An exact copy of every entry is required, minus the pictures.
___ The input
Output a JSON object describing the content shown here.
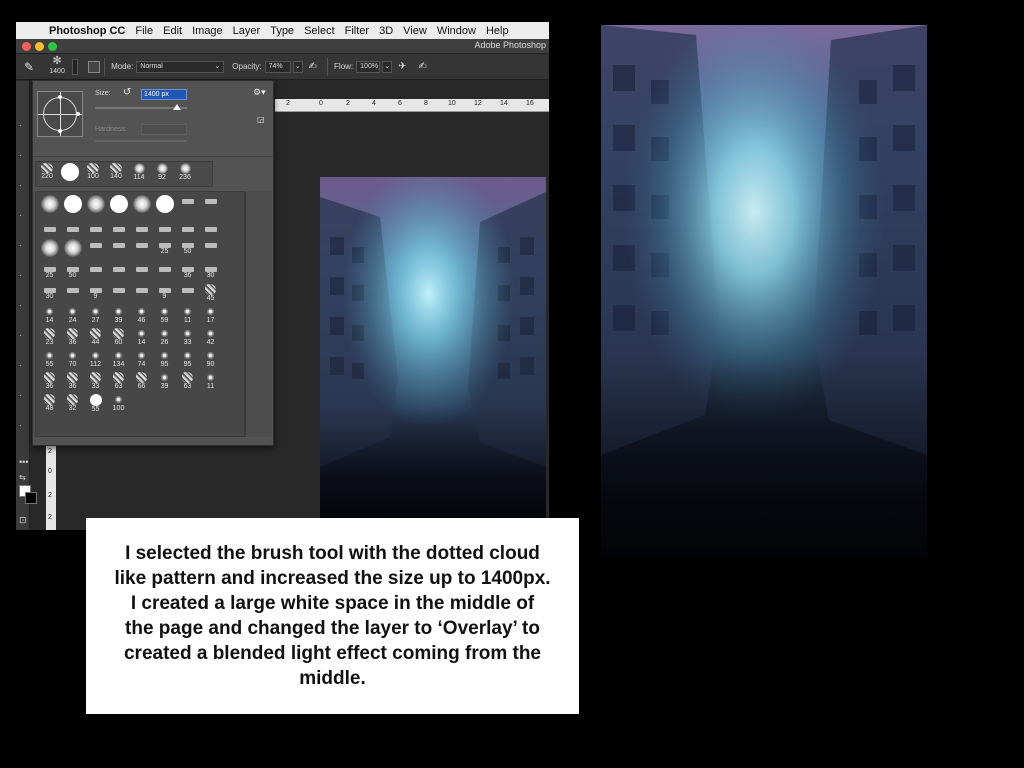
{
  "menubar": {
    "items": [
      "Photoshop CC",
      "File",
      "Edit",
      "Image",
      "Layer",
      "Type",
      "Select",
      "Filter",
      "3D",
      "View",
      "Window",
      "Help"
    ]
  },
  "window": {
    "title": "Adobe Photoshop"
  },
  "options_bar": {
    "brush_size_label": "1400",
    "mode_label": "Mode:",
    "mode_value": "Normal",
    "opacity_label": "Opacity:",
    "opacity_value": "74%",
    "flow_label": "Flow:",
    "flow_value": "100%"
  },
  "brush_panel": {
    "size_label": "Size:",
    "size_value": "1400 px",
    "hardness_label": "Hardness:",
    "recent_brushes": [
      "220",
      "",
      "100",
      "140",
      "114",
      "92",
      "236"
    ],
    "preset_rows": [
      [
        "",
        "",
        "",
        "",
        "",
        "",
        "",
        ""
      ],
      [
        "",
        "",
        "",
        "",
        "",
        "",
        "",
        ""
      ],
      [
        "",
        "",
        "",
        "",
        "",
        "25",
        "50",
        ""
      ],
      [
        "25",
        "50",
        "",
        "",
        "",
        "",
        "36",
        "30"
      ],
      [
        "30",
        "",
        "9",
        "",
        "",
        "9",
        "",
        "45"
      ],
      [
        "14",
        "24",
        "27",
        "39",
        "46",
        "59",
        "11",
        "17"
      ],
      [
        "23",
        "36",
        "44",
        "60",
        "14",
        "26",
        "33",
        "42"
      ],
      [
        "55",
        "70",
        "112",
        "134",
        "74",
        "95",
        "95",
        "90"
      ],
      [
        "36",
        "36",
        "33",
        "63",
        "66",
        "39",
        "63",
        "11"
      ],
      [
        "48",
        "32",
        "55",
        "100",
        "",
        "",
        "",
        ""
      ]
    ]
  },
  "ruler": {
    "h_labels": [
      "2",
      "0",
      "2",
      "4",
      "6",
      "8",
      "10",
      "12",
      "14",
      "16"
    ],
    "v_labels": [
      "2",
      "0",
      "2",
      "2"
    ]
  },
  "caption": {
    "text": "I selected the brush tool with the dotted cloud like pattern and increased the size up to 1400px. I created a large white space in the middle of the page and changed the layer to ‘Overlay’ to created a blended light effect coming from the middle."
  },
  "colors": {
    "foreground": "#ffffff",
    "background": "#000000",
    "selection": "#1f57b5"
  }
}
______
- _Expected output_:
Output a JSON object describing the content shown here.
{
  "menubar": {
    "items": [
      "Photoshop CC",
      "File",
      "Edit",
      "Image",
      "Layer",
      "Type",
      "Select",
      "Filter",
      "3D",
      "View",
      "Window",
      "Help"
    ]
  },
  "window": {
    "title": "Adobe Photoshop"
  },
  "options_bar": {
    "brush_size_label": "1400",
    "mode_label": "Mode:",
    "mode_value": "Normal",
    "opacity_label": "Opacity:",
    "opacity_value": "74%",
    "flow_label": "Flow:",
    "flow_value": "100%"
  },
  "brush_panel": {
    "size_label": "Size:",
    "size_value": "1400 px",
    "hardness_label": "Hardness:",
    "recent_brushes": [
      "220",
      "",
      "100",
      "140",
      "114",
      "92",
      "236"
    ],
    "preset_rows": [
      [
        "",
        "",
        "",
        "",
        "",
        "",
        "",
        ""
      ],
      [
        "",
        "",
        "",
        "",
        "",
        "",
        "",
        ""
      ],
      [
        "",
        "",
        "",
        "",
        "",
        "25",
        "50",
        ""
      ],
      [
        "25",
        "50",
        "",
        "",
        "",
        "",
        "36",
        "30"
      ],
      [
        "30",
        "",
        "9",
        "",
        "",
        "9",
        "",
        "45"
      ],
      [
        "14",
        "24",
        "27",
        "39",
        "46",
        "59",
        "11",
        "17"
      ],
      [
        "23",
        "36",
        "44",
        "60",
        "14",
        "26",
        "33",
        "42"
      ],
      [
        "55",
        "70",
        "112",
        "134",
        "74",
        "95",
        "95",
        "90"
      ],
      [
        "36",
        "36",
        "33",
        "63",
        "66",
        "39",
        "63",
        "11"
      ],
      [
        "48",
        "32",
        "55",
        "100",
        "",
        "",
        "",
        ""
      ]
    ]
  },
  "ruler": {
    "h_labels": [
      "2",
      "0",
      "2",
      "4",
      "6",
      "8",
      "10",
      "12",
      "14",
      "16"
    ],
    "v_labels": [
      "2",
      "0",
      "2",
      "2"
    ]
  },
  "caption": {
    "text": "I selected the brush tool with the dotted cloud like pattern and increased the size up to 1400px. I created a large white space in the middle of the page and changed the layer to ‘Overlay’ to created a blended light effect coming from the middle."
  },
  "colors": {
    "foreground": "#ffffff",
    "background": "#000000",
    "selection": "#1f57b5"
  }
}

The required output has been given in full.